__Task__:
Each line in the listing below that contains "kind" should be returned.

== Material provided ==

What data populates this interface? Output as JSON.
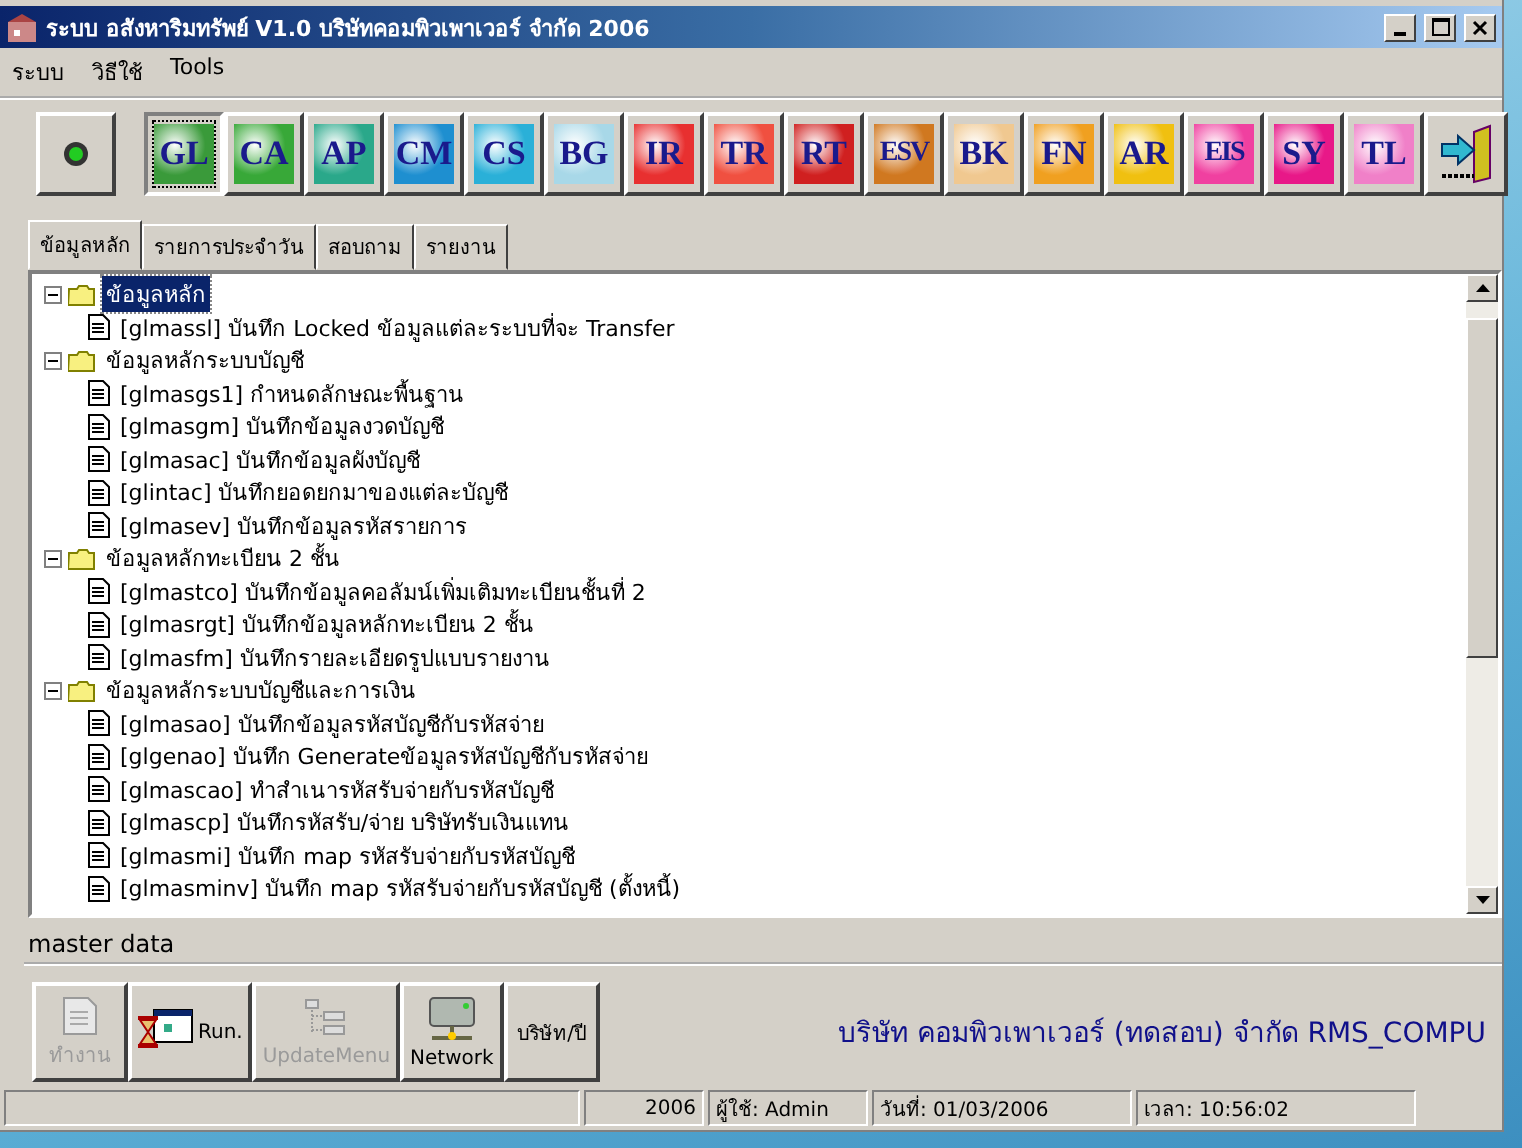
{
  "window": {
    "title": "ระบบ อสังหาริมทรัพย์ V1.0 บริษัทคอมพิวเพาเวอร์ จำกัด 2006"
  },
  "menu": [
    "ระบบ",
    "วิธีใช้",
    "Tools"
  ],
  "modules": [
    {
      "label": "GL",
      "color": "#3a9a3a",
      "selected": true
    },
    {
      "label": "CA",
      "color": "#38a838",
      "selected": false
    },
    {
      "label": "AP",
      "color": "#2aa88a",
      "selected": false
    },
    {
      "label": "CM",
      "color": "#1e8fd0",
      "selected": false
    },
    {
      "label": "CS",
      "color": "#2ab0d8",
      "selected": false
    },
    {
      "label": "BG",
      "color": "#a8d8e8",
      "selected": false
    },
    {
      "label": "IR",
      "color": "#e83030",
      "selected": false
    },
    {
      "label": "TR",
      "color": "#f05040",
      "selected": false
    },
    {
      "label": "RT",
      "color": "#d02020",
      "selected": false
    },
    {
      "label": "ESV",
      "color": "#d07820",
      "selected": false
    },
    {
      "label": "BK",
      "color": "#f0c890",
      "selected": false
    },
    {
      "label": "FN",
      "color": "#f0a020",
      "selected": false
    },
    {
      "label": "AR",
      "color": "#f0c010",
      "selected": false
    },
    {
      "label": "EIS",
      "color": "#f040a0",
      "selected": false
    },
    {
      "label": "SY",
      "color": "#e81888",
      "selected": false
    },
    {
      "label": "TL",
      "color": "#f080c8",
      "selected": false
    }
  ],
  "tabs": [
    {
      "label": "ข้อมูลหลัก",
      "selected": true
    },
    {
      "label": "รายการประจำวัน",
      "selected": false
    },
    {
      "label": "สอบถาม",
      "selected": false
    },
    {
      "label": "รายงาน",
      "selected": false
    }
  ],
  "tree": [
    {
      "label": "ข้อมูลหลัก",
      "selected": true,
      "expanded": true,
      "children": [
        {
          "label": "[glmassl]  บันทึก Locked ข้อมูลแต่ละระบบที่จะ Transfer",
          "selected": false
        }
      ]
    },
    {
      "label": "ข้อมูลหลักระบบบัญชี",
      "selected": false,
      "expanded": true,
      "children": [
        {
          "label": "[glmasgs1]  กำหนดลักษณะพื้นฐาน",
          "selected": false
        },
        {
          "label": "[glmasgm]  บันทึกข้อมูลงวดบัญชี",
          "selected": false
        },
        {
          "label": "[glmasac]  บันทึกข้อมูลผังบัญชี",
          "selected": false
        },
        {
          "label": "[glintac]  บันทึกยอดยกมาของแต่ละบัญชี",
          "selected": false
        },
        {
          "label": "[glmasev]  บันทึกข้อมูลรหัสรายการ",
          "selected": false
        }
      ]
    },
    {
      "label": "ข้อมูลหลักทะเบียน 2 ชั้น",
      "selected": false,
      "expanded": true,
      "children": [
        {
          "label": "[glmastco]  บันทึกข้อมูลคอลัมน์เพิ่มเติมทะเบียนชั้นที่ 2",
          "selected": false
        },
        {
          "label": "[glmasrgt]  บันทึกข้อมูลหลักทะเบียน 2 ชั้น",
          "selected": false
        },
        {
          "label": "[glmasfm]  บันทึกรายละเอียดรูปแบบรายงาน",
          "selected": false
        }
      ]
    },
    {
      "label": "ข้อมูลหลักระบบบัญชีและการเงิน",
      "selected": false,
      "expanded": true,
      "children": [
        {
          "label": "[glmasao]  บันทึกข้อมูลรหัสบัญชีกับรหัสจ่าย",
          "selected": false
        },
        {
          "label": "[glgenao]  บันทึก Generateข้อมูลรหัสบัญชีกับรหัสจ่าย",
          "selected": false
        },
        {
          "label": "[glmascao]  ทำสำเนารหัสรับจ่ายกับรหัสบัญชี",
          "selected": false
        },
        {
          "label": "[glmascp]  บันทึกรหัสรับ/จ่าย บริษัทรับเงินแทน",
          "selected": false
        },
        {
          "label": "[glmasmi]  บันทึก map รหัสรับจ่ายกับรหัสบัญชี",
          "selected": false
        },
        {
          "label": "[glmasminv]  บันทึก map รหัสรับจ่ายกับรหัสบัญชี (ตั้งหนี้)",
          "selected": false
        }
      ]
    }
  ],
  "description": "master data",
  "actions": [
    {
      "kind": "work",
      "label": "ทำงาน",
      "disabled": true
    },
    {
      "kind": "run",
      "label": "Run.",
      "disabled": false
    },
    {
      "kind": "menu",
      "label": "UpdateMenu",
      "disabled": true
    },
    {
      "kind": "network",
      "label": "Network",
      "disabled": false
    },
    {
      "kind": "company",
      "label": "บริษัท/ปี",
      "disabled": false
    }
  ],
  "company": "บริษัท คอมพิวเพาเวอร์ (ทดสอบ) จำกัด RMS_COMPU",
  "status_bar": [
    "2006",
    "ผู้ใช้: Admin",
    "วันที่: 01/03/2006",
    "เวลา: 10:56:02"
  ]
}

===

__Solution to this problem__:
      "kind": "work",
      "kind": "run",
      "kind": "menu",
      "kind": "network",
      "kind": "company",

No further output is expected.